───── Task data

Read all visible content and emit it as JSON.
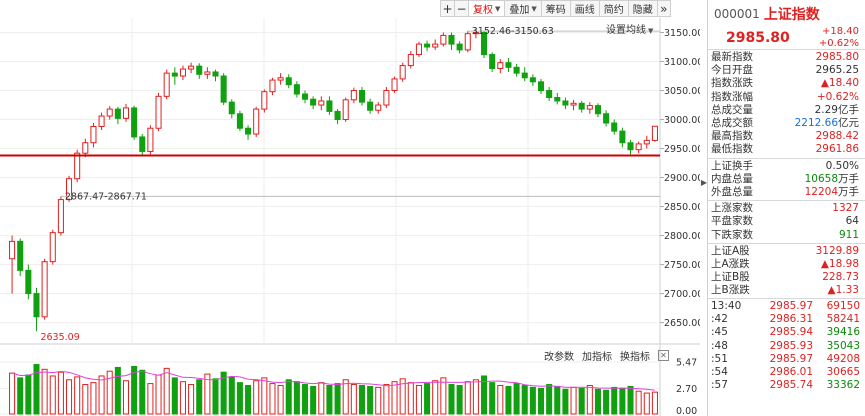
{
  "toolbar": {
    "items": [
      {
        "label": "+",
        "selected": false,
        "dropdown": false,
        "square": true
      },
      {
        "label": "−",
        "selected": false,
        "dropdown": false,
        "square": true
      },
      {
        "label": "复权",
        "selected": true,
        "dropdown": true,
        "square": false
      },
      {
        "label": "叠加",
        "selected": false,
        "dropdown": true,
        "square": false
      },
      {
        "label": "筹码",
        "selected": false,
        "dropdown": false,
        "square": false
      },
      {
        "label": "画线",
        "selected": false,
        "dropdown": false,
        "square": false
      },
      {
        "label": "简约",
        "selected": false,
        "dropdown": false,
        "square": false
      },
      {
        "label": "隐藏",
        "selected": false,
        "dropdown": false,
        "square": false
      },
      {
        "label": "»",
        "selected": false,
        "dropdown": false,
        "square": true
      }
    ]
  },
  "ma_setting_label": "设置均线",
  "vol_tools": {
    "change_params": "改参数",
    "add_indicator": "加指标",
    "switch_indicator": "换指标",
    "close": "✕"
  },
  "colors": {
    "up": "#e02020",
    "down": "#10a010",
    "ma": "#e040e0",
    "support_line": "#d00000"
  },
  "chart_data": {
    "type": "candlestick",
    "y_axis": {
      "min": 2620,
      "max": 3175,
      "ticks": [
        3150,
        3100,
        3050,
        3000,
        2950,
        2900,
        2850,
        2800,
        2750,
        2700,
        2650
      ]
    },
    "tick_labels": [
      "3150.00",
      "3100.00",
      "3050.00",
      "3000.00",
      "2950.00",
      "2900.00",
      "2850.00",
      "2800.00",
      "2750.00",
      "2700.00",
      "2650.00"
    ],
    "annotations": [
      {
        "text": "3152.46-3150.63",
        "value": 3152.46
      },
      {
        "text": "2867.47-2867.71",
        "value": 2867.47
      },
      {
        "text": "2635.09",
        "value": 2635.09
      }
    ],
    "support_level": 2938,
    "candles": [
      [
        2760,
        2790,
        2700,
        2800
      ],
      [
        2790,
        2740,
        2730,
        2795
      ],
      [
        2740,
        2700,
        2690,
        2750
      ],
      [
        2700,
        2660,
        2635.09,
        2710
      ],
      [
        2660,
        2755,
        2655,
        2760
      ],
      [
        2755,
        2805,
        2750,
        2810
      ],
      [
        2805,
        2862,
        2800,
        2867.47
      ],
      [
        2862,
        2898,
        2858,
        2903
      ],
      [
        2898,
        2942,
        2892,
        2948
      ],
      [
        2942,
        2960,
        2935,
        2967
      ],
      [
        2960,
        2988,
        2952,
        2994
      ],
      [
        2988,
        3006,
        2982,
        3012
      ],
      [
        3006,
        3018,
        3000,
        3023
      ],
      [
        3018,
        3002,
        2992,
        3022
      ],
      [
        3002,
        3020,
        2996,
        3027
      ],
      [
        3020,
        2970,
        2965,
        3024
      ],
      [
        2970,
        2945,
        2938,
        2975
      ],
      [
        2945,
        2985,
        2940,
        2990
      ],
      [
        2985,
        3040,
        2980,
        3046
      ],
      [
        3040,
        3080,
        3035,
        3086
      ],
      [
        3080,
        3075,
        3060,
        3090
      ],
      [
        3075,
        3087,
        3068,
        3093
      ],
      [
        3087,
        3092,
        3080,
        3098
      ],
      [
        3092,
        3078,
        3070,
        3097
      ],
      [
        3078,
        3082,
        3070,
        3090
      ],
      [
        3082,
        3075,
        3066,
        3086
      ],
      [
        3075,
        3030,
        3025,
        3080
      ],
      [
        3030,
        3010,
        3002,
        3035
      ],
      [
        3010,
        2985,
        2980,
        3015
      ],
      [
        2985,
        2975,
        2965,
        2990
      ],
      [
        2975,
        3018,
        2970,
        3022
      ],
      [
        3018,
        3048,
        3012,
        3052
      ],
      [
        3048,
        3068,
        3042,
        3072
      ],
      [
        3068,
        3072,
        3060,
        3080
      ],
      [
        3072,
        3060,
        3054,
        3078
      ],
      [
        3060,
        3044,
        3038,
        3066
      ],
      [
        3044,
        3035,
        3028,
        3050
      ],
      [
        3035,
        3025,
        3018,
        3040
      ],
      [
        3025,
        3032,
        3016,
        3040
      ],
      [
        3032,
        3014,
        3008,
        3040
      ],
      [
        3014,
        3000,
        2992,
        3018
      ],
      [
        3000,
        3034,
        2996,
        3038
      ],
      [
        3034,
        3050,
        3028,
        3055
      ],
      [
        3050,
        3030,
        3024,
        3056
      ],
      [
        3030,
        3016,
        3010,
        3036
      ],
      [
        3016,
        3025,
        3010,
        3030
      ],
      [
        3025,
        3050,
        3020,
        3056
      ],
      [
        3050,
        3070,
        3046,
        3074
      ],
      [
        3070,
        3093,
        3065,
        3098
      ],
      [
        3093,
        3112,
        3088,
        3118
      ],
      [
        3112,
        3130,
        3108,
        3134
      ],
      [
        3130,
        3125,
        3118,
        3136
      ],
      [
        3125,
        3130,
        3120,
        3138
      ],
      [
        3130,
        3145,
        3126,
        3150
      ],
      [
        3145,
        3130,
        3120,
        3150
      ],
      [
        3130,
        3120,
        3114,
        3135
      ],
      [
        3120,
        3148,
        3116,
        3152.46
      ],
      [
        3148,
        3150,
        3140,
        3157
      ],
      [
        3150,
        3112,
        3106,
        3152
      ],
      [
        3112,
        3088,
        3082,
        3116
      ],
      [
        3088,
        3098,
        3080,
        3104
      ],
      [
        3098,
        3090,
        3082,
        3106
      ],
      [
        3090,
        3080,
        3074,
        3096
      ],
      [
        3080,
        3072,
        3066,
        3090
      ],
      [
        3072,
        3065,
        3058,
        3078
      ],
      [
        3065,
        3050,
        3044,
        3070
      ],
      [
        3050,
        3038,
        3032,
        3056
      ],
      [
        3038,
        3032,
        3026,
        3046
      ],
      [
        3032,
        3025,
        3018,
        3038
      ],
      [
        3025,
        3028,
        3016,
        3034
      ],
      [
        3028,
        3018,
        3012,
        3032
      ],
      [
        3018,
        3024,
        3010,
        3030
      ],
      [
        3024,
        3010,
        3004,
        3028
      ],
      [
        3010,
        2994,
        2988,
        3016
      ],
      [
        2994,
        2980,
        2974,
        3000
      ],
      [
        2980,
        2960,
        2952,
        2986
      ],
      [
        2960,
        2948,
        2940,
        2965
      ],
      [
        2948,
        2958,
        2942,
        2962
      ],
      [
        2958,
        2964,
        2950,
        2972
      ],
      [
        2964,
        2988.42,
        2961.86,
        2988.42
      ]
    ],
    "volume_axis": {
      "min": 0,
      "max": 5.47,
      "tick_labels": [
        "5.47",
        "2.70",
        "0.00"
      ],
      "ticks": [
        5.47,
        2.7,
        0.0
      ]
    },
    "volumes": [
      4.3,
      3.8,
      4.1,
      5.2,
      4.7,
      4.0,
      4.4,
      3.6,
      3.9,
      3.1,
      3.3,
      4.0,
      4.5,
      4.9,
      3.5,
      5.0,
      4.6,
      3.2,
      4.1,
      4.8,
      3.8,
      3.4,
      3.1,
      3.6,
      4.2,
      3.7,
      4.4,
      3.9,
      3.3,
      3.0,
      3.5,
      3.8,
      3.2,
      3.0,
      3.6,
      3.4,
      3.1,
      2.9,
      3.3,
      3.0,
      3.2,
      3.6,
      3.1,
      3.0,
      2.9,
      2.8,
      3.1,
      3.4,
      3.7,
      3.3,
      3.0,
      3.2,
      3.5,
      3.8,
      3.1,
      3.0,
      3.4,
      3.6,
      4.0,
      3.3,
      3.0,
      2.9,
      3.2,
      3.0,
      2.8,
      2.7,
      3.1,
      2.9,
      2.6,
      2.8,
      2.7,
      3.0,
      2.6,
      2.5,
      2.8,
      2.7,
      2.9,
      2.4,
      2.2,
      2.3
    ]
  },
  "panel": {
    "code": "000001",
    "name": "上证指数",
    "price": "2985.80",
    "change": "+18.40",
    "change_pct": "+0.62%",
    "sections": [
      [
        {
          "label": "最新指数",
          "value": "2985.80",
          "cls": "red",
          "unit": ""
        },
        {
          "label": "今日开盘",
          "value": "2965.25",
          "cls": "",
          "unit": ""
        },
        {
          "label": "指数涨跌",
          "value": "▲18.40",
          "cls": "red",
          "unit": ""
        },
        {
          "label": "指数涨幅",
          "value": "+0.62%",
          "cls": "red",
          "unit": ""
        },
        {
          "label": "总成交量",
          "value": "2.29",
          "cls": "",
          "unit": "亿手"
        },
        {
          "label": "总成交额",
          "value": "2212.66",
          "cls": "blue",
          "unit": "亿元"
        },
        {
          "label": "最高指数",
          "value": "2988.42",
          "cls": "red",
          "unit": ""
        },
        {
          "label": "最低指数",
          "value": "2961.86",
          "cls": "red",
          "unit": ""
        }
      ],
      [
        {
          "label": "上证换手",
          "value": "0.50%",
          "cls": "",
          "unit": ""
        },
        {
          "label": "内盘总量",
          "value": "10658",
          "cls": "green",
          "unit": "万手"
        },
        {
          "label": "外盘总量",
          "value": "12204",
          "cls": "red",
          "unit": "万手"
        }
      ],
      [
        {
          "label": "上涨家数",
          "value": "1327",
          "cls": "red",
          "unit": ""
        },
        {
          "label": "平盘家数",
          "value": "64",
          "cls": "",
          "unit": ""
        },
        {
          "label": "下跌家数",
          "value": "911",
          "cls": "green",
          "unit": ""
        }
      ],
      [
        {
          "label": "上证A股",
          "value": "3129.89",
          "cls": "red",
          "unit": ""
        },
        {
          "label": "上A涨跌",
          "value": "▲18.98",
          "cls": "red",
          "unit": ""
        },
        {
          "label": "上证B股",
          "value": "228.73",
          "cls": "red",
          "unit": ""
        },
        {
          "label": "上B涨跌",
          "value": "▲1.33",
          "cls": "red",
          "unit": ""
        }
      ]
    ],
    "ticks": [
      {
        "time": "13:40",
        "price": "2985.97",
        "vol": "69150",
        "pcls": "red",
        "vcls": "red"
      },
      {
        "time": ":42",
        "price": "2986.31",
        "vol": "58241",
        "pcls": "red",
        "vcls": "red"
      },
      {
        "time": ":45",
        "price": "2985.94",
        "vol": "39416",
        "pcls": "red",
        "vcls": "green"
      },
      {
        "time": ":48",
        "price": "2985.93",
        "vol": "35043",
        "pcls": "red",
        "vcls": "green"
      },
      {
        "time": ":51",
        "price": "2985.97",
        "vol": "49208",
        "pcls": "red",
        "vcls": "red"
      },
      {
        "time": ":54",
        "price": "2986.01",
        "vol": "30665",
        "pcls": "red",
        "vcls": "red"
      },
      {
        "time": ":57",
        "price": "2985.74",
        "vol": "33362",
        "pcls": "red",
        "vcls": "green"
      }
    ]
  }
}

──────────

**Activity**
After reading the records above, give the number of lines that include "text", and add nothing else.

**Task answer**
3